Adnan Syed asks Maryland Supreme Court to review reinstated murder conviction

Posted at 2:54 PM, May 24, 2023 and last updated 2:54 PM, May 24, 2023

By: Ryan Dickstein

ANNAPOLIS, Md. (Scripps News Baltimore) — Attorneys for Adnan Syed are asking the Supreme Court of Maryland to review an appellate ruling last month reinstating his murder conviction.

Adnan Syed gets emotional as he speaks to reporters

FILE – Adnan Syed gets emotional as he speaks to reporters outside the Robert C. Murphy Courts of Appeal building after a hearing, Thursday, Feb. 2, 2023, in Annapolis, Md. A Maryland court did not give the family of the murder victim in the case chronicled in the hit podcast “Serial” enough time to attend a court hearing in person that led to Syed’s release, a Maryland appellate court ruled Tuesday, March 28, and it ordered a new hearing to be held. (Barbara Haddock Taylor/The Baltimore Sun via AP, File)

Syed’s defense team argues the Appellate Court of Maryland’s decision was based on a procedural error that would not have impacted the outcome of a hearing before a lower court.

The hearing in question was held back in September in Baltimore City Circuit Court at the request of then-City State’s Attorney Marilyn Mosby.

Her office asked a judge there to vacate Syed’s conviction and sentence based on newly uncovered evidence which they say put his guilt into doubt.

That judge approved Mosby’s request and freed Syed, who had been sentenced to life in prison for the 1999 murder of his ex-girlfriend, Hae Min Lee.

Her brother, Young Lee, claims to have only been given one business day’s notice about the hearing. He wanted to attend in person but was unable to make it due to living in California.

The circuit judge declined Lee’s request to delay the hearing, instead allowing him to appear on Zoom.

Lee filed an appeal, claiming his rights were violated by the lack of notice and being denied a chance to appear in person.

MORE: Maryland Court of Appeals reinstates Adnan Syed’s murder conviction

The Appellate Court for those reasons sided with Lee, ordering a new vacatur hearing in City Circuit Court.

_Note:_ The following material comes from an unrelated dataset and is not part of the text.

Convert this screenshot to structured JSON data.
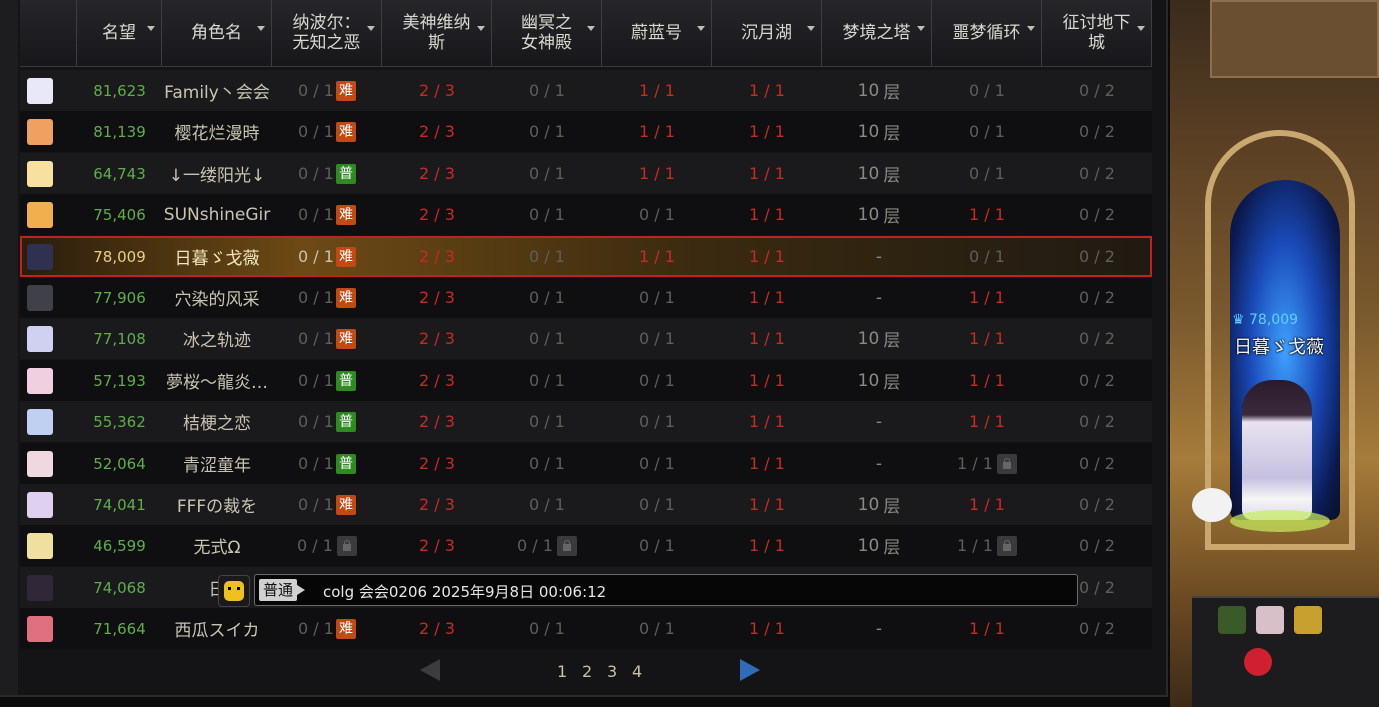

As a result, the appellate judges reinstated Syed’s conviction and sentence but did not order him back to jail.

In their latest appeal, Syed’s defense team is asking the state’s highest court to consider the following four questions.

  1. Whether [Mosby’s] decision to dismiss charges against Syed made the appellate challenge moot?
  2. Whether Zoom attendance satisfied [Young Lee’s] right to attend the hearing?
  3. Whether the notice of the hearing was sufficient given the ability to attend virtually?
  4. Whether [conviction reinstatement] is appropriate without showing the result of the vacatur hearing would have been different?

The first three questions were addressed in the appellate court’s ruling reinstating Syed’s conviction.
“The State’s entry of a nolle prosequi did not render Mr. Lee’s appeal moot under the circumstances of this case,” the March 28 opinion stated in part. “Allowing a victim entitled to attend a court proceeding to attend in person, when the victim makes that request and all other persons involved in the hearing appear in person, is consistent with the constitutional requirement that victims be treated with dignity and respect.”

The panel of judges declined to reconsider their opinion based on the fourth question, however, they denied Lee’s motion to challenge new evidence the state claims to have that clears Syed of his sister’s murder. To that end, the appellate court ordered the circuit judge to allow Lee’s impact statement to be given in person and for the new evidence to actually be presented by the state and heard before a ruling is made on the case.

“We remand for a new, legally compliant, transparent hearing on the motion to vacate, where Mr. Lee is given notice of the hearing that is sufficient to allow him to attend in person, evidence supporting the motion to vacate is presented, and the court states its reasons in support of its decision.”

Read the full appellate court decision here.

This story was originally published on May 24, 2023, by WMAR in Baltimore, an E.W. Scripps Company.